Start of Data provided

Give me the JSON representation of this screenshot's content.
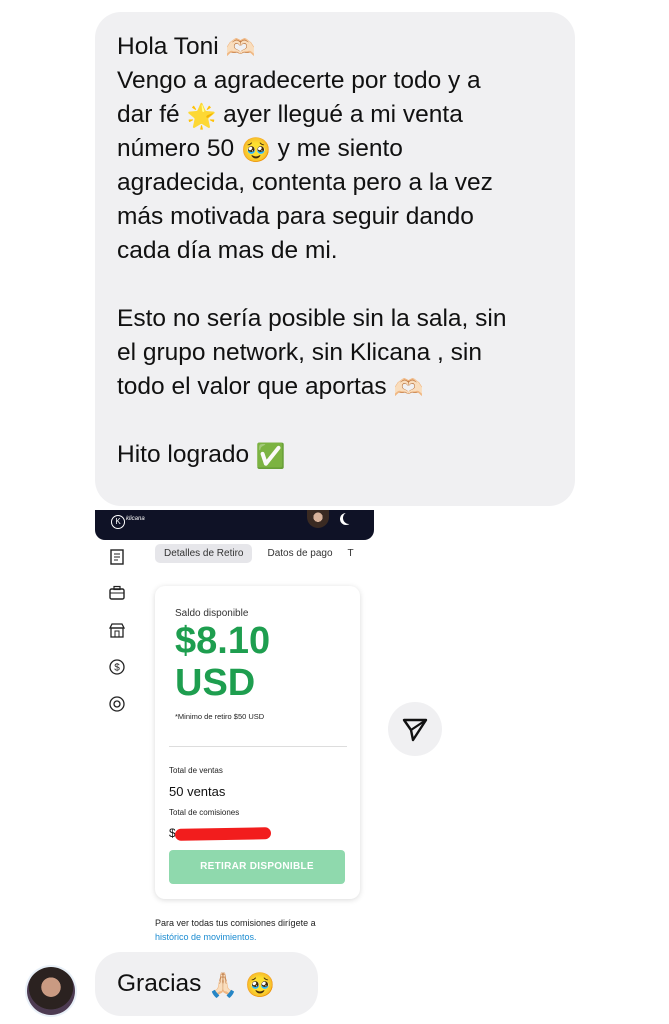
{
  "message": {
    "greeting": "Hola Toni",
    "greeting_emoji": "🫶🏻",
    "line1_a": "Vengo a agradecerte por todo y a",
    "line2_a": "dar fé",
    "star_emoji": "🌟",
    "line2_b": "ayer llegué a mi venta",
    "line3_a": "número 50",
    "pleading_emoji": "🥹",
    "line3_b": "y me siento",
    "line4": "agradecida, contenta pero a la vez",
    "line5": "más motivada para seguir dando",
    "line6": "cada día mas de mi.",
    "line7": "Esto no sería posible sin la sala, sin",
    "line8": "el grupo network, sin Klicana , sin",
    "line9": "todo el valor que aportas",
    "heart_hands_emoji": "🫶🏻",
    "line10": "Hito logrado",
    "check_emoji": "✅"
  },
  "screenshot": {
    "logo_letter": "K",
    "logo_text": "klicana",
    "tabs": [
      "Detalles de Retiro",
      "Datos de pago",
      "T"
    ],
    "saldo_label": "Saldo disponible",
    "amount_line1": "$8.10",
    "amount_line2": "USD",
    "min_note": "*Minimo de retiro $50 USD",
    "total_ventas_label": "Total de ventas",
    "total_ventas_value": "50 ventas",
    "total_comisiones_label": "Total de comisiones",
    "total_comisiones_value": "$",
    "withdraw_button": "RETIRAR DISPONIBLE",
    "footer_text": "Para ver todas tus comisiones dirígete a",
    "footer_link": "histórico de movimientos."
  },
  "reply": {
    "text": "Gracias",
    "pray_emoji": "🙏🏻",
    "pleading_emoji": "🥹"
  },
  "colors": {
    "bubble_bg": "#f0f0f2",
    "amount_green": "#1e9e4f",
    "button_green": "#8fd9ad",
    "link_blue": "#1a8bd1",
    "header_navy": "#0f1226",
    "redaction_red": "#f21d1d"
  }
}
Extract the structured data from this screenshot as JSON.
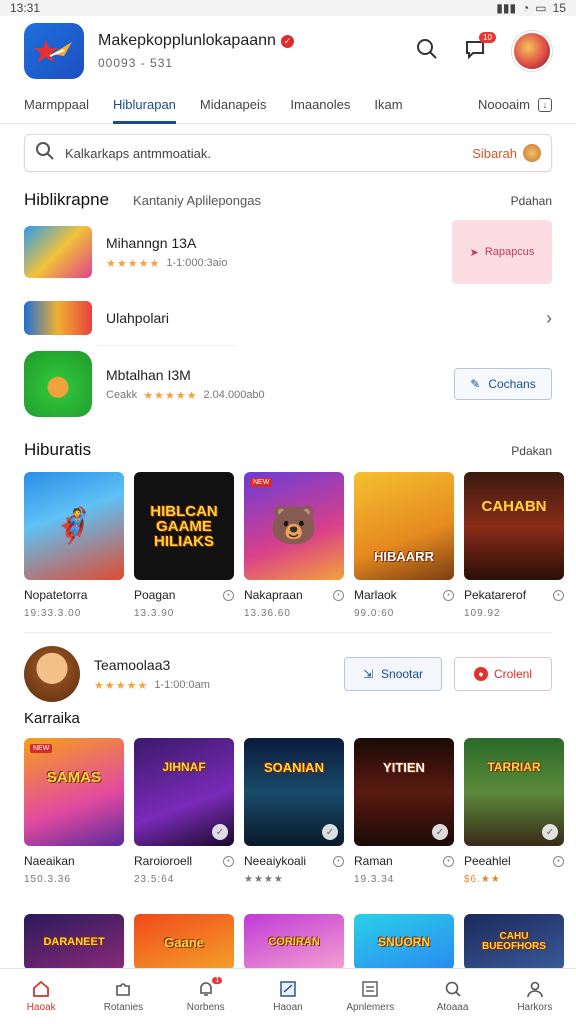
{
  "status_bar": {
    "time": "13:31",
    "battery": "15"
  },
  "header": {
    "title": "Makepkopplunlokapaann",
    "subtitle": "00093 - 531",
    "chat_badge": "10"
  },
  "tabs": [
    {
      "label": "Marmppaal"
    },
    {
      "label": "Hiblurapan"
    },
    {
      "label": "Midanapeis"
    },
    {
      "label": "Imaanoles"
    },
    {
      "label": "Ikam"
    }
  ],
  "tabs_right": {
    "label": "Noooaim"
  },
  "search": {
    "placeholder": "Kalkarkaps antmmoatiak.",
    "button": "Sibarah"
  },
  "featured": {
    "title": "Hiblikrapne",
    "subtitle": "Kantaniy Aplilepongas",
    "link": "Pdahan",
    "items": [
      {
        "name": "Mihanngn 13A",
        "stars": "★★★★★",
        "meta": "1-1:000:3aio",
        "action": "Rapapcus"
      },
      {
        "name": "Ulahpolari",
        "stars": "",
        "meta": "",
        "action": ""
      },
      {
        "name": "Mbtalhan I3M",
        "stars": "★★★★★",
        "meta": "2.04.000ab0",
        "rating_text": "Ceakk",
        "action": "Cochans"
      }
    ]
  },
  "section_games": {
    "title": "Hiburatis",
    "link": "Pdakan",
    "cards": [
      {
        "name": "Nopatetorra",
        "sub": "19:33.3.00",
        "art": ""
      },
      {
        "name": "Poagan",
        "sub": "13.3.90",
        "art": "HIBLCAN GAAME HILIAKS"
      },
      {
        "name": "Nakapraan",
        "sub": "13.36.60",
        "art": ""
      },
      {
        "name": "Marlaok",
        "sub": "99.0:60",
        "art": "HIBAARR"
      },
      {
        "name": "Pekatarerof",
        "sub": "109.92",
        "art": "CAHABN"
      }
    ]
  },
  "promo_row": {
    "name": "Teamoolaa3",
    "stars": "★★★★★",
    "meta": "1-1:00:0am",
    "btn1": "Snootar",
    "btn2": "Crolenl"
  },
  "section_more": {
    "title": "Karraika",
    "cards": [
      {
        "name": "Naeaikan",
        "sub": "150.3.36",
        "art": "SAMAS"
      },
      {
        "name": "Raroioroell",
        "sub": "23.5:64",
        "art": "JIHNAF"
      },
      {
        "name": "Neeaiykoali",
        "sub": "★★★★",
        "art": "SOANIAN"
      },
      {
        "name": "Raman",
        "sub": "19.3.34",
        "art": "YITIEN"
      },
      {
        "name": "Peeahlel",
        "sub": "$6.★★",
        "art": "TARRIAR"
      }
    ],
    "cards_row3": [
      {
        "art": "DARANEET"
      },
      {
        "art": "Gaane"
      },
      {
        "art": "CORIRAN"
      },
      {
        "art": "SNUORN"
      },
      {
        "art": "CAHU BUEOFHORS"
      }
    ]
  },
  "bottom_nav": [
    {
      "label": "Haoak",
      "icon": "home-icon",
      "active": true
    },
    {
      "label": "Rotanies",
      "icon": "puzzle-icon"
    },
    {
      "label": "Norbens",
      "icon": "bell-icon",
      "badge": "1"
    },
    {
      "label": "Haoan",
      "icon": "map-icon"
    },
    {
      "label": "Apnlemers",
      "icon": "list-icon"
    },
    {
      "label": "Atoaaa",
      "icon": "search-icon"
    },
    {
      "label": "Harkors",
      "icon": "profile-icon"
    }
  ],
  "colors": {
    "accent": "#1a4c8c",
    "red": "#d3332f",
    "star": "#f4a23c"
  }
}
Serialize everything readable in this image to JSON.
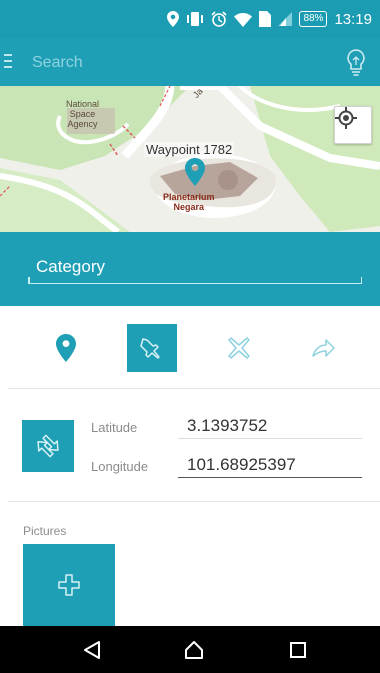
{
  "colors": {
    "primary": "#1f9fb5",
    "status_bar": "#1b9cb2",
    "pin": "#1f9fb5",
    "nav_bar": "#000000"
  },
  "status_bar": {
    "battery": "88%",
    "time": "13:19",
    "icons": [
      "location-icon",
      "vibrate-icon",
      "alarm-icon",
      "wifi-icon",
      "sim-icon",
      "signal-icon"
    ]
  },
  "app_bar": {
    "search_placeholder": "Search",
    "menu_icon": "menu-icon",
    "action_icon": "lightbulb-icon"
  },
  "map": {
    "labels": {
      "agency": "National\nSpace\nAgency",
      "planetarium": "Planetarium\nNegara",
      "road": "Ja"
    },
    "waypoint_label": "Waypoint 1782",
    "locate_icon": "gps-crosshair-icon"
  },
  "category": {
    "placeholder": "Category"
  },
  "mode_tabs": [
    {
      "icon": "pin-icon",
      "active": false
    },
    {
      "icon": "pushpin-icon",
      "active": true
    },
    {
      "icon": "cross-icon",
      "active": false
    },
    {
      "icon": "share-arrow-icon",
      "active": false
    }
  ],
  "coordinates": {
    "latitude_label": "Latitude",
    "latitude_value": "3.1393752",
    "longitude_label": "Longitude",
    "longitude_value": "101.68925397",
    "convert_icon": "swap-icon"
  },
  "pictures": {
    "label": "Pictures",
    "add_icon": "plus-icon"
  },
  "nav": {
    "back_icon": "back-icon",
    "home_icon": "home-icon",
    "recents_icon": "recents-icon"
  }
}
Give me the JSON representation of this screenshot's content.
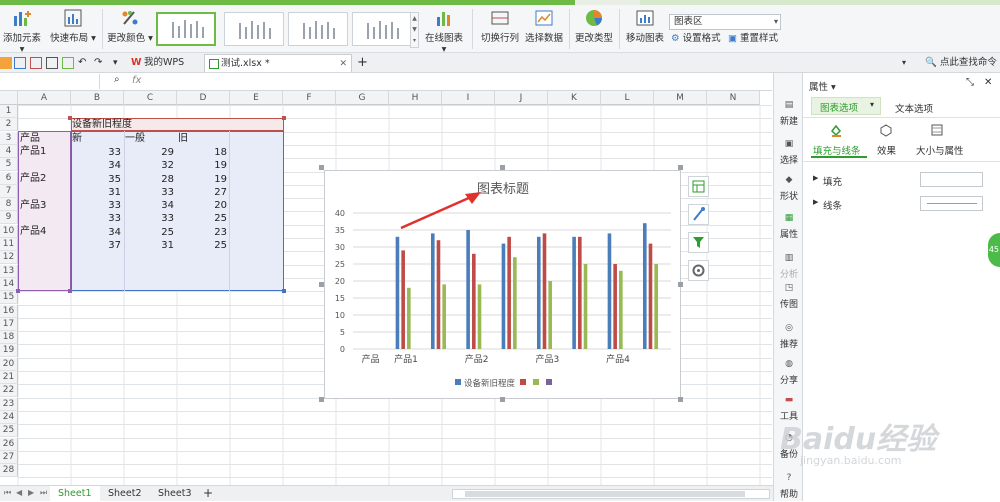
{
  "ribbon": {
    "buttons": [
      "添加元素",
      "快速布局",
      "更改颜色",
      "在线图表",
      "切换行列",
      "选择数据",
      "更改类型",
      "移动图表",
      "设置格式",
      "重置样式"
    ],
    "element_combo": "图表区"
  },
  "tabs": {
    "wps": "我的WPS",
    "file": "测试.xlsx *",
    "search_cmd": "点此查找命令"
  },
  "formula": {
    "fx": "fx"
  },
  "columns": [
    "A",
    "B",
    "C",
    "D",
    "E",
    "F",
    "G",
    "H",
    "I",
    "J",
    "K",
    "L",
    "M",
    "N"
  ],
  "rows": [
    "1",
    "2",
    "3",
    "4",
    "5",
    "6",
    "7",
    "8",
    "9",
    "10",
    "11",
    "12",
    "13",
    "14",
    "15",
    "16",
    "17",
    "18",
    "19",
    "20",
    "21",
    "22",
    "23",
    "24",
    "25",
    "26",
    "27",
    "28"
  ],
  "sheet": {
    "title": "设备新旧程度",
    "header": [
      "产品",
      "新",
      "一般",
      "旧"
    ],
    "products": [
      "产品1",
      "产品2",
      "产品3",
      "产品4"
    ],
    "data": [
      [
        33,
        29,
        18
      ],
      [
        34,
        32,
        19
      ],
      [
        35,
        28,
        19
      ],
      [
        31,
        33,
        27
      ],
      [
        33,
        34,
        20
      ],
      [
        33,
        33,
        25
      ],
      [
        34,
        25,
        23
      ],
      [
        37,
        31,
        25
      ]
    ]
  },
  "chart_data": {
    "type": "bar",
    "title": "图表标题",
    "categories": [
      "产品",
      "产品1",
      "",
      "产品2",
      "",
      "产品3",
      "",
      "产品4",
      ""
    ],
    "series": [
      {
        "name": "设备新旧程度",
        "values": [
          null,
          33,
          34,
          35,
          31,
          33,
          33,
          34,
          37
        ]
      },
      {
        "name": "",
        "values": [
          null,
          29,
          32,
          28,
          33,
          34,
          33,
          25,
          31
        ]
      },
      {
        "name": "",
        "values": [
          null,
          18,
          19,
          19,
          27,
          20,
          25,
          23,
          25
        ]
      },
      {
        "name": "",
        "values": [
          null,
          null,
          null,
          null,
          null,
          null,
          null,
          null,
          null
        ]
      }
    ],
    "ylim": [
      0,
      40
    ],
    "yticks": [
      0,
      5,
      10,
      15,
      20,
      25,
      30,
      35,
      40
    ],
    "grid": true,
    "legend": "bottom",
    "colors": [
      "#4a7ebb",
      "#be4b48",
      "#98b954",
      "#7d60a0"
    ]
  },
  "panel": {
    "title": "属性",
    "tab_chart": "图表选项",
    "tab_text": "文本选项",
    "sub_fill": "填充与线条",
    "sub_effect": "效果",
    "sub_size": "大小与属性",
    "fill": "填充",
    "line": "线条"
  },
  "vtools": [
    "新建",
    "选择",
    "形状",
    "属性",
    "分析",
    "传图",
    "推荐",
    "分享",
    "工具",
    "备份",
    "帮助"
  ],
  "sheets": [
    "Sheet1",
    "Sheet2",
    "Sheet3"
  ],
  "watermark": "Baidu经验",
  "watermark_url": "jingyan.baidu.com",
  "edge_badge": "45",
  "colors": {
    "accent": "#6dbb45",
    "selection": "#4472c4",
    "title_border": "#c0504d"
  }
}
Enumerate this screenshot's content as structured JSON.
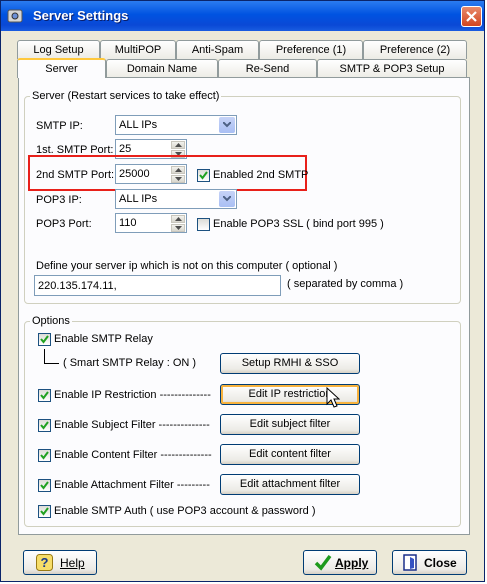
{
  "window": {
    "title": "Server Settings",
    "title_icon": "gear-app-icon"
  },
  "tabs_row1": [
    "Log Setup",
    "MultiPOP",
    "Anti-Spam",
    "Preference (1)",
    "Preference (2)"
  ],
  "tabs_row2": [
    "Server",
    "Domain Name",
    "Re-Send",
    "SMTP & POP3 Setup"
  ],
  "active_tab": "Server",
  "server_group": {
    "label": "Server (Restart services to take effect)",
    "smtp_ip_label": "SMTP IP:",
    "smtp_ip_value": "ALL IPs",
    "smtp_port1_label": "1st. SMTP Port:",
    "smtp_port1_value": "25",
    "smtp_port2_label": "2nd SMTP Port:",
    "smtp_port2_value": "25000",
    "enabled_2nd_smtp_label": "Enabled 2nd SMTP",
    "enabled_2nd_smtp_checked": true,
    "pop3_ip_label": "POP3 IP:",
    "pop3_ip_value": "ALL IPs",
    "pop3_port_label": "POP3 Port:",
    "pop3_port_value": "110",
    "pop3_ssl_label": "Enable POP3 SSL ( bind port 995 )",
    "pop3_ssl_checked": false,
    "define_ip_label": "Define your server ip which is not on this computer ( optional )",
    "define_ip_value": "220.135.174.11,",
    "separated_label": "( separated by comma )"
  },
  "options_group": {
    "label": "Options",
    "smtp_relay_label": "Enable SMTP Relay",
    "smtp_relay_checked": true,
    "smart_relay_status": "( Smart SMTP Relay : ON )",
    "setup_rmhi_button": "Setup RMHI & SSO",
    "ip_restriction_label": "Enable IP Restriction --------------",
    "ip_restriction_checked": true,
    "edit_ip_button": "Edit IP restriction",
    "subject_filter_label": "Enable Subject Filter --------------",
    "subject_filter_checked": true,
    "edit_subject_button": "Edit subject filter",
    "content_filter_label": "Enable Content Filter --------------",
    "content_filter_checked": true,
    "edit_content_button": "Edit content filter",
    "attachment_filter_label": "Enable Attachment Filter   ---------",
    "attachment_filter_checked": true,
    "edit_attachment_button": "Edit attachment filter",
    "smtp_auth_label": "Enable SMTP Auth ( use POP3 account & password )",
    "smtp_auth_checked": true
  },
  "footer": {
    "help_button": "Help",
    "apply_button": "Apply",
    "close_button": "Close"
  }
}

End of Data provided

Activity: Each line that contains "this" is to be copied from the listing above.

Expected answer:
Give me the JSON representation of this screenshot's content.
Extract the structured data from this screenshot as JSON.
Serialize everything readable in this image to JSON.
Give me the JSON representation of this screenshot's content.
Enumerate this screenshot's content as structured JSON.
    "define_ip_label": "Define your server ip which is not on this computer ( optional )",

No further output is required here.